(WHAT TO DO)
Go through the material below and copy all lines with "this".

(EXTRACTED INFORMATION)
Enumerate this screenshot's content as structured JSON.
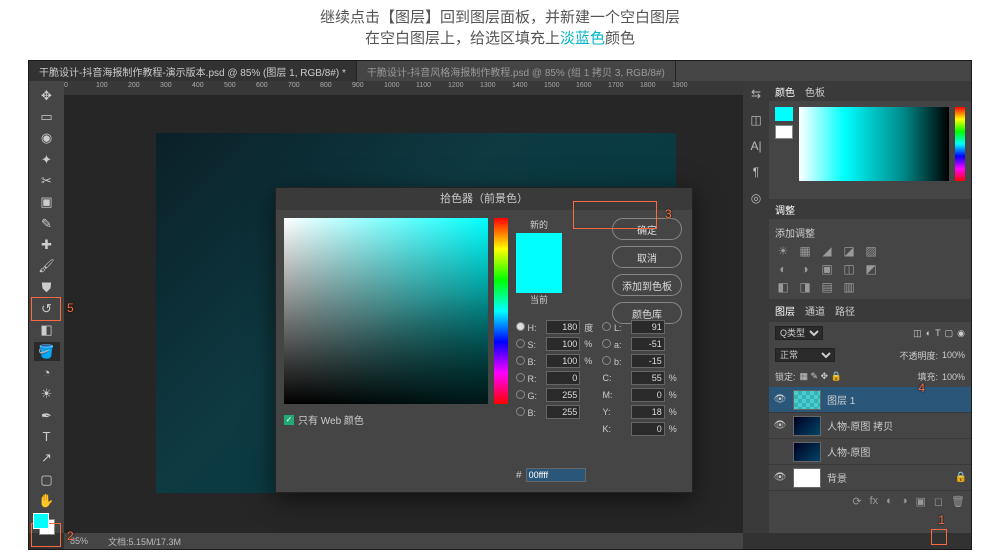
{
  "instruction": {
    "line1_pre": "继续点击【图层】回到图层面板，并新建一个空白图层",
    "line2_pre": "在空白图层上，给选区填充上",
    "line2_hl": "淡蓝色",
    "line2_post": "颜色"
  },
  "tabs": {
    "t1": "干脆设计-抖音海报制作教程-演示版本.psd @ 85% (图层 1, RGB/8#) *",
    "t2": "干脆设计-抖音风格海报制作教程.psd @ 85% (组 1 拷贝 3, RGB/8#)"
  },
  "ruler": [
    "0",
    "100",
    "200",
    "300",
    "400",
    "500",
    "600",
    "700",
    "800",
    "900",
    "1000",
    "1100",
    "1200",
    "1300",
    "1400",
    "1500",
    "1600",
    "1700",
    "1800",
    "1900"
  ],
  "marks": {
    "m1": "1",
    "m2": "2",
    "m3": "3",
    "m4": "4",
    "m5": "5"
  },
  "panels": {
    "color_tab1": "颜色",
    "color_tab2": "色板",
    "adj_tab": "调整",
    "adj_label": "添加调整",
    "layers_tab1": "图层",
    "layers_tab2": "通道",
    "layers_tab3": "路径",
    "kind": "Q类型",
    "blend": "正常",
    "opacity_l": "不透明度:",
    "opacity_v": "100%",
    "lock_l": "锁定:",
    "fill_l": "填充:",
    "fill_v": "100%",
    "layers": [
      {
        "name": "图层 1"
      },
      {
        "name": "人物-原图 拷贝"
      },
      {
        "name": "人物-原图"
      },
      {
        "name": "背景"
      }
    ]
  },
  "status": {
    "zoom": "85%",
    "doc": "文档:5.15M/17.3M"
  },
  "dialog": {
    "title": "拾色器（前景色）",
    "new": "新的",
    "cur": "当前",
    "ok": "确定",
    "cancel": "取消",
    "add": "添加到色板",
    "lib": "颜色库",
    "webonly": "只有 Web 颜色",
    "H": "H:",
    "Hv": "180",
    "Hd": "度",
    "S": "S:",
    "Sv": "100",
    "Sp": "%",
    "Bb": "B:",
    "Bbv": "100",
    "Bbp": "%",
    "R": "R:",
    "Rv": "0",
    "G": "G:",
    "Gv": "255",
    "B2": "B:",
    "B2v": "255",
    "L": "L:",
    "Lv": "91",
    "a": "a:",
    "av": "-51",
    "b": "b:",
    "bv": "-15",
    "C": "C:",
    "Cv": "55",
    "Cp": "%",
    "M": "M:",
    "Mv": "0",
    "Mp": "%",
    "Y": "Y:",
    "Yv": "18",
    "Yp": "%",
    "K": "K:",
    "Kv": "0",
    "Kp": "%",
    "hash": "#",
    "hex": "00ffff"
  }
}
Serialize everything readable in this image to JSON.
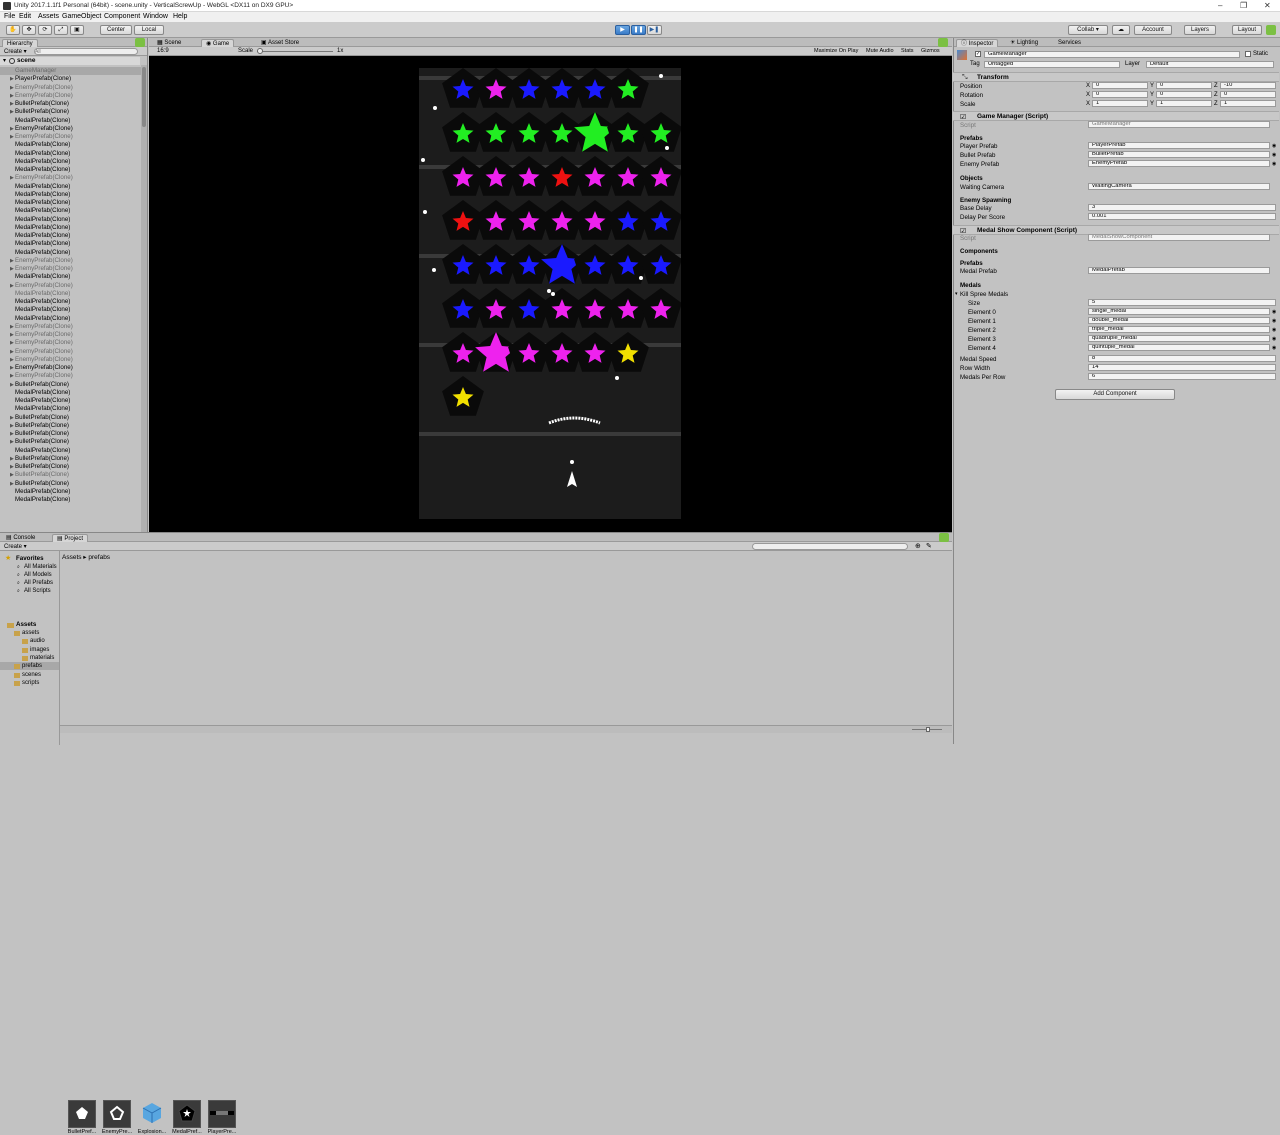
{
  "window": {
    "title": "Unity 2017.1.1f1 Personal (64bit) - scene.unity - VerticalScrewUp - WebGL <DX11 on DX9 GPU>"
  },
  "menu": [
    "File",
    "Edit",
    "Assets",
    "GameObject",
    "Component",
    "Window",
    "Help"
  ],
  "toolbar": {
    "pivot": "Center",
    "space": "Local",
    "collab": "Collab ▾",
    "account": "Account",
    "layers": "Layers",
    "layout": "Layout"
  },
  "hierarchy": {
    "tab": "Hierarchy",
    "create": "Create ▾",
    "search_placeholder": "All",
    "scene": "scene",
    "items": [
      {
        "label": "GameManager",
        "gray": false,
        "arrow": false,
        "selected": true
      },
      {
        "label": "PlayerPrefab(Clone)",
        "gray": false,
        "arrow": true
      },
      {
        "label": "EnemyPrefab(Clone)",
        "gray": true,
        "arrow": true
      },
      {
        "label": "EnemyPrefab(Clone)",
        "gray": true,
        "arrow": true
      },
      {
        "label": "BulletPrefab(Clone)",
        "gray": false,
        "arrow": true
      },
      {
        "label": "BulletPrefab(Clone)",
        "gray": false,
        "arrow": true
      },
      {
        "label": "MedalPrefab(Clone)",
        "gray": false,
        "arrow": false
      },
      {
        "label": "EnemyPrefab(Clone)",
        "gray": false,
        "arrow": true
      },
      {
        "label": "EnemyPrefab(Clone)",
        "gray": true,
        "arrow": true
      },
      {
        "label": "MedalPrefab(Clone)",
        "gray": false,
        "arrow": false
      },
      {
        "label": "MedalPrefab(Clone)",
        "gray": false,
        "arrow": false
      },
      {
        "label": "MedalPrefab(Clone)",
        "gray": false,
        "arrow": false
      },
      {
        "label": "MedalPrefab(Clone)",
        "gray": false,
        "arrow": false
      },
      {
        "label": "EnemyPrefab(Clone)",
        "gray": true,
        "arrow": true
      },
      {
        "label": "MedalPrefab(Clone)",
        "gray": false,
        "arrow": false
      },
      {
        "label": "MedalPrefab(Clone)",
        "gray": false,
        "arrow": false
      },
      {
        "label": "MedalPrefab(Clone)",
        "gray": false,
        "arrow": false
      },
      {
        "label": "MedalPrefab(Clone)",
        "gray": false,
        "arrow": false
      },
      {
        "label": "MedalPrefab(Clone)",
        "gray": false,
        "arrow": false
      },
      {
        "label": "MedalPrefab(Clone)",
        "gray": false,
        "arrow": false
      },
      {
        "label": "MedalPrefab(Clone)",
        "gray": false,
        "arrow": false
      },
      {
        "label": "MedalPrefab(Clone)",
        "gray": false,
        "arrow": false
      },
      {
        "label": "MedalPrefab(Clone)",
        "gray": false,
        "arrow": false
      },
      {
        "label": "EnemyPrefab(Clone)",
        "gray": true,
        "arrow": true
      },
      {
        "label": "EnemyPrefab(Clone)",
        "gray": true,
        "arrow": true
      },
      {
        "label": "MedalPrefab(Clone)",
        "gray": false,
        "arrow": false
      },
      {
        "label": "EnemyPrefab(Clone)",
        "gray": true,
        "arrow": true
      },
      {
        "label": "MedalPrefab(Clone)",
        "gray": true,
        "arrow": false
      },
      {
        "label": "MedalPrefab(Clone)",
        "gray": false,
        "arrow": false
      },
      {
        "label": "MedalPrefab(Clone)",
        "gray": false,
        "arrow": false
      },
      {
        "label": "MedalPrefab(Clone)",
        "gray": false,
        "arrow": false
      },
      {
        "label": "EnemyPrefab(Clone)",
        "gray": true,
        "arrow": true
      },
      {
        "label": "EnemyPrefab(Clone)",
        "gray": true,
        "arrow": true
      },
      {
        "label": "EnemyPrefab(Clone)",
        "gray": true,
        "arrow": true
      },
      {
        "label": "EnemyPrefab(Clone)",
        "gray": true,
        "arrow": true
      },
      {
        "label": "EnemyPrefab(Clone)",
        "gray": true,
        "arrow": true
      },
      {
        "label": "EnemyPrefab(Clone)",
        "gray": false,
        "arrow": true
      },
      {
        "label": "EnemyPrefab(Clone)",
        "gray": true,
        "arrow": true
      },
      {
        "label": "BulletPrefab(Clone)",
        "gray": false,
        "arrow": true
      },
      {
        "label": "MedalPrefab(Clone)",
        "gray": false,
        "arrow": false
      },
      {
        "label": "MedalPrefab(Clone)",
        "gray": false,
        "arrow": false
      },
      {
        "label": "MedalPrefab(Clone)",
        "gray": false,
        "arrow": false
      },
      {
        "label": "BulletPrefab(Clone)",
        "gray": false,
        "arrow": true
      },
      {
        "label": "BulletPrefab(Clone)",
        "gray": false,
        "arrow": true
      },
      {
        "label": "BulletPrefab(Clone)",
        "gray": false,
        "arrow": true
      },
      {
        "label": "BulletPrefab(Clone)",
        "gray": false,
        "arrow": true
      },
      {
        "label": "MedalPrefab(Clone)",
        "gray": false,
        "arrow": false
      },
      {
        "label": "BulletPrefab(Clone)",
        "gray": false,
        "arrow": true
      },
      {
        "label": "BulletPrefab(Clone)",
        "gray": false,
        "arrow": true
      },
      {
        "label": "BulletPrefab(Clone)",
        "gray": true,
        "arrow": true
      },
      {
        "label": "BulletPrefab(Clone)",
        "gray": false,
        "arrow": true
      },
      {
        "label": "MedalPrefab(Clone)",
        "gray": false,
        "arrow": false
      },
      {
        "label": "MedalPrefab(Clone)",
        "gray": false,
        "arrow": false
      }
    ]
  },
  "game_view": {
    "tabs": [
      "Scene",
      "Game",
      "Asset Store"
    ],
    "aspect": "16:9",
    "scale_label": "Scale",
    "scale_value": "1x",
    "options": [
      "Maximize On Play",
      "Mute Audio",
      "Stats",
      "Gizmos"
    ]
  },
  "inspector": {
    "tabs": [
      "Inspector",
      "Lighting",
      "Services"
    ],
    "object_name": "GameManager",
    "static_label": "Static",
    "tag_label": "Tag",
    "tag_value": "Untagged",
    "layer_label": "Layer",
    "layer_value": "Default",
    "transform": {
      "title": "Transform",
      "rows": [
        {
          "label": "Position",
          "x": "0",
          "y": "0",
          "z": "-10"
        },
        {
          "label": "Rotation",
          "x": "0",
          "y": "0",
          "z": "0"
        },
        {
          "label": "Scale",
          "x": "1",
          "y": "1",
          "z": "1"
        }
      ]
    },
    "game_manager": {
      "title": "Game Manager (Script)",
      "script_label": "Script",
      "script_value": "GameManager",
      "prefabs_header": "Prefabs",
      "prefabs": [
        {
          "label": "Player Prefab",
          "value": "PlayerPrefab"
        },
        {
          "label": "Bullet Prefab",
          "value": "BulletPrefab"
        },
        {
          "label": "Enemy Prefab",
          "value": "EnemyPrefab"
        }
      ],
      "objects_header": "Objects",
      "waiting_camera_label": "Waiting Camera",
      "waiting_camera_value": "WaitingCamera",
      "spawning_header": "Enemy Spawning",
      "base_delay_label": "Base Delay",
      "base_delay_value": "3",
      "delay_per_score_label": "Delay Per Score",
      "delay_per_score_value": "0.001"
    },
    "medal_show": {
      "title": "Medal Show Component (Script)",
      "script_label": "Script",
      "script_value": "MedalShowComponent",
      "components_header": "Components",
      "prefabs_header": "Prefabs",
      "medal_prefab_label": "Medal Prefab",
      "medal_prefab_value": "MedalPrefab",
      "medals_header": "Medals",
      "kill_spree_label": "Kill Spree Medals",
      "size_label": "Size",
      "size_value": "5",
      "elements": [
        {
          "label": "Element 0",
          "value": "single_medal"
        },
        {
          "label": "Element 1",
          "value": "double_medal"
        },
        {
          "label": "Element 2",
          "value": "triple_medal"
        },
        {
          "label": "Element 3",
          "value": "quadruple_medal"
        },
        {
          "label": "Element 4",
          "value": "quintuple_medal"
        }
      ],
      "medal_speed_label": "Medal Speed",
      "medal_speed_value": "8",
      "row_width_label": "Row Width",
      "row_width_value": "14",
      "medals_per_row_label": "Medals Per Row",
      "medals_per_row_value": "6"
    },
    "add_component": "Add Component"
  },
  "bottom": {
    "tabs": [
      "Console",
      "Project"
    ],
    "create": "Create ▾",
    "breadcrumb": "Assets ▸ prefabs",
    "favorites_header": "Favorites",
    "favorites": [
      "All Materials",
      "All Models",
      "All Prefabs",
      "All Scripts"
    ],
    "assets_header": "Assets",
    "tree": [
      {
        "label": "assets",
        "level": 1
      },
      {
        "label": "audio",
        "level": 2
      },
      {
        "label": "images",
        "level": 2
      },
      {
        "label": "materials",
        "level": 2
      },
      {
        "label": "prefabs",
        "level": 1,
        "selected": true
      },
      {
        "label": "scenes",
        "level": 1
      },
      {
        "label": "scripts",
        "level": 1
      }
    ],
    "assets": [
      {
        "label": "BulletPref...",
        "icon": "bullet-prefab-icon"
      },
      {
        "label": "EnemyPre...",
        "icon": "enemy-prefab-icon"
      },
      {
        "label": "Explosion...",
        "icon": "explosion-prefab-icon"
      },
      {
        "label": "MedalPref...",
        "icon": "medal-prefab-icon"
      },
      {
        "label": "PlayerPre...",
        "icon": "player-prefab-icon"
      }
    ]
  },
  "colors": {
    "star_blue": "#1a1aff",
    "star_green": "#22ee22",
    "star_magenta": "#ee22ee",
    "star_red": "#ee1111",
    "star_yellow": "#f2e000",
    "enemy_pentagon": "#0a0a0a",
    "game_bg": "#1c1c1c"
  }
}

(RESPONSE TO THE TASK)
Enumerate this screenshot's content as structured JSON.
Serialize everything readable in this image to JSON.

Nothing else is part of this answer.